*Activity*
Search the listing below for the word "Logon", and copy every line in which it turns up.

◇ ◇ ◇ ◇ ◇

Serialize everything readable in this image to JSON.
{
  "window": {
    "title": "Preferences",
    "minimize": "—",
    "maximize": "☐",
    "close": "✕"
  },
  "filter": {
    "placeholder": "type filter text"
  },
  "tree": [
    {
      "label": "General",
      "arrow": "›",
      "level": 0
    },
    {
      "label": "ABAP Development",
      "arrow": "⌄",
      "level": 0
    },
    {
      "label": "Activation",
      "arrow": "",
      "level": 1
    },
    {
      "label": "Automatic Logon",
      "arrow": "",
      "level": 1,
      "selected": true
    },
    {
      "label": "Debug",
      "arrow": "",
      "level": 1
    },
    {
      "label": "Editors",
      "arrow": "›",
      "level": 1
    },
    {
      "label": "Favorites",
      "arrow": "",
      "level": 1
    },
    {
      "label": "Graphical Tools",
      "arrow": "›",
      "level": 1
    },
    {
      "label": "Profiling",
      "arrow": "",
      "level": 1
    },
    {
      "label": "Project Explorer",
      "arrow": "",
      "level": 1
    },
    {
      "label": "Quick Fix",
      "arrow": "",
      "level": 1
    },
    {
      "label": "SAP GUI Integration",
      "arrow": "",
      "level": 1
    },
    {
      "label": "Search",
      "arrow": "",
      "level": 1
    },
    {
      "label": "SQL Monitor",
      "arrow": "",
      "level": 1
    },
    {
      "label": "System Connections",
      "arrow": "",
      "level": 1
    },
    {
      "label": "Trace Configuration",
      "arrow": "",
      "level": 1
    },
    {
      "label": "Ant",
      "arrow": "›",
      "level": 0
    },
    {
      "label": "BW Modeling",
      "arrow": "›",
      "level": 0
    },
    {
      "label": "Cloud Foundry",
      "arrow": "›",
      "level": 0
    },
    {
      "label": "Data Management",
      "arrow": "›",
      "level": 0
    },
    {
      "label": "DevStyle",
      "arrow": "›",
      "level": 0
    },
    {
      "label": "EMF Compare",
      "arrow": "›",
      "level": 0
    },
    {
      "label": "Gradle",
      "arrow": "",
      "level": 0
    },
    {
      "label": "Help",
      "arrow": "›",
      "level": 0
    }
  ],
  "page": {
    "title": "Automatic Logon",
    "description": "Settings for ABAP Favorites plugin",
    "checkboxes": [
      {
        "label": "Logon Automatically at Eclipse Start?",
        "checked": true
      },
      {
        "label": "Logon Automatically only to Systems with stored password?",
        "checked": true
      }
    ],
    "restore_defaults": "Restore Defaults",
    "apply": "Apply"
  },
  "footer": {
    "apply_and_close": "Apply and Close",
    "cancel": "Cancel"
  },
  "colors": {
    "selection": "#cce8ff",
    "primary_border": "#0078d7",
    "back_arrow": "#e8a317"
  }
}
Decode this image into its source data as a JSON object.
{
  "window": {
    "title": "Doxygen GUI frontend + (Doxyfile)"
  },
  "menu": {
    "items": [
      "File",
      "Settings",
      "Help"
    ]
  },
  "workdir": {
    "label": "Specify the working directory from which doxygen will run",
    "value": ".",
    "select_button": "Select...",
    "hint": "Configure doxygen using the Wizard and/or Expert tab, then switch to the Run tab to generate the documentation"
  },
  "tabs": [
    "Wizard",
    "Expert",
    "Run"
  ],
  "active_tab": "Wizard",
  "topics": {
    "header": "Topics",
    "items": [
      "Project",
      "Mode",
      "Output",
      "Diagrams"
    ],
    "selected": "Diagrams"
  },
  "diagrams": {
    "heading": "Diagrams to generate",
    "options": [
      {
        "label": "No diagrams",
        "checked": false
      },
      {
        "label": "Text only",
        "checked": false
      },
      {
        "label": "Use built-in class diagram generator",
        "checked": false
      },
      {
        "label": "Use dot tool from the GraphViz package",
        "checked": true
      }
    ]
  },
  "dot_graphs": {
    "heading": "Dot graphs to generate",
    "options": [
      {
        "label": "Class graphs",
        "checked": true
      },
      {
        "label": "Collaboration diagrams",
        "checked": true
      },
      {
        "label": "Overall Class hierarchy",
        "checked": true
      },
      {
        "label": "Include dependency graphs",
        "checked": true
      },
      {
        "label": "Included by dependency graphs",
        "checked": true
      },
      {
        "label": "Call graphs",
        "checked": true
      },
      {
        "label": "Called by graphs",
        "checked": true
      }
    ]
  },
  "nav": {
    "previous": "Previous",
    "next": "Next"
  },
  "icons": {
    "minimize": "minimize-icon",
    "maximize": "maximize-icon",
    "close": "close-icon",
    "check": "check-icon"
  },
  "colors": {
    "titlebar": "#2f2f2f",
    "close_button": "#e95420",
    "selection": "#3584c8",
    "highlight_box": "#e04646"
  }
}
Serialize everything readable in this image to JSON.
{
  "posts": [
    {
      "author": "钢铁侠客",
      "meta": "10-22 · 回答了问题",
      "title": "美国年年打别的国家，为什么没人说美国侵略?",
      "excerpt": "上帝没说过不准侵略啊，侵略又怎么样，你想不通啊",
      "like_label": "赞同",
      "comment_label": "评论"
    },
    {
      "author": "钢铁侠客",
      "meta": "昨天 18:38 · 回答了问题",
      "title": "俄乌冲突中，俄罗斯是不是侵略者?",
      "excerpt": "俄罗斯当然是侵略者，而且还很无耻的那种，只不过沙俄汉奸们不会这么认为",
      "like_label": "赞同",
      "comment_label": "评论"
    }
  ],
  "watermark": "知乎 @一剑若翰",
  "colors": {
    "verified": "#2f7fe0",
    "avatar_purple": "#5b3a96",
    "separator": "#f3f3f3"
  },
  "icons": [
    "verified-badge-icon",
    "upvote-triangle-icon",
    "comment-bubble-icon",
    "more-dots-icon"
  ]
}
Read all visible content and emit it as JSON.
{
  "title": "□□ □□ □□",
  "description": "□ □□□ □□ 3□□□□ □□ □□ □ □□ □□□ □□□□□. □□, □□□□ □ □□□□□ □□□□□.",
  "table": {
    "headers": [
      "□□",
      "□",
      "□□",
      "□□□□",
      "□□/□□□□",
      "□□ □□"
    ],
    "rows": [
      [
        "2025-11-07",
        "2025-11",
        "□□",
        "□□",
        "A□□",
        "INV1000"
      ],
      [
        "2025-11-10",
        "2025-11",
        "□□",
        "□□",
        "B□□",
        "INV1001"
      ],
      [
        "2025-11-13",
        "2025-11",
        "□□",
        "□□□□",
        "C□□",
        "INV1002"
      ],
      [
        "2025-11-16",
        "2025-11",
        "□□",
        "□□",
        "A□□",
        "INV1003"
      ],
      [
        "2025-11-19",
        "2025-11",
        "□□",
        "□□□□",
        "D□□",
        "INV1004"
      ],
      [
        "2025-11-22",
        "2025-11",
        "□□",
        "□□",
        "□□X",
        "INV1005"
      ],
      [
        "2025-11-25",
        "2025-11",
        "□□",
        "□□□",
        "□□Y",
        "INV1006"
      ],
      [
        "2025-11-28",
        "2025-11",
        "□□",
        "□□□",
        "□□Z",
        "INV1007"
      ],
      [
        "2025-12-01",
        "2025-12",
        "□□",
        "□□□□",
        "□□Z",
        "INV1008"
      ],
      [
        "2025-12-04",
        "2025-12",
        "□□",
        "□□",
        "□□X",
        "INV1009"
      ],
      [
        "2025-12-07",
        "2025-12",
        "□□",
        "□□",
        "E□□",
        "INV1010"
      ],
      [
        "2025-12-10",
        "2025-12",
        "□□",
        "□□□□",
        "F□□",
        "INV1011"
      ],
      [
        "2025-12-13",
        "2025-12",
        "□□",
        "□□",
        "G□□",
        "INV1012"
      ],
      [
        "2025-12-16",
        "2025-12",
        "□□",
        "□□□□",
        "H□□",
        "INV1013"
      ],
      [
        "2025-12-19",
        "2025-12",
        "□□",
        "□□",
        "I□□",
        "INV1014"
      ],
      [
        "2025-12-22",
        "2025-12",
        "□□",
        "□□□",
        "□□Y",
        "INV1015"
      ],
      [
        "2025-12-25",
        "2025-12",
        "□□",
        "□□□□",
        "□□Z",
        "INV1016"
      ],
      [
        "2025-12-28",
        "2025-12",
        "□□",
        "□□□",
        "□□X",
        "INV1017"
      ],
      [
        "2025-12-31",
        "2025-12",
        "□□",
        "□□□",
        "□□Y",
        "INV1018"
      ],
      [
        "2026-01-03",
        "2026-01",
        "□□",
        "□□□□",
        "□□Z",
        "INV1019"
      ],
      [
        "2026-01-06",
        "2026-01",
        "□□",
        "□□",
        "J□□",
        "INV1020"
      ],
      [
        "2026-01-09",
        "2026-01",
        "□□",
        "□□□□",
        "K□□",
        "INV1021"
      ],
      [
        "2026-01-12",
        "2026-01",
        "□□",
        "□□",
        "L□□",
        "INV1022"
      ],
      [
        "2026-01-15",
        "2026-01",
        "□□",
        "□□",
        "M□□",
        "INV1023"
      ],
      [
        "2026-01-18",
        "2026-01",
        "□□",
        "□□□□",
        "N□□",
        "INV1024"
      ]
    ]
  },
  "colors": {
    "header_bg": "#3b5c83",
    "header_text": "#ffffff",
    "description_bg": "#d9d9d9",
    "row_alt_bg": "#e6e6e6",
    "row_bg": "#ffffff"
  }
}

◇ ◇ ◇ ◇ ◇

*Output*
      "label": "Automatic Logon",
    "title": "Automatic Logon",
        "label": "Logon Automatically at Eclipse Start?",
        "label": "Logon Automatically only to Systems with stored password?",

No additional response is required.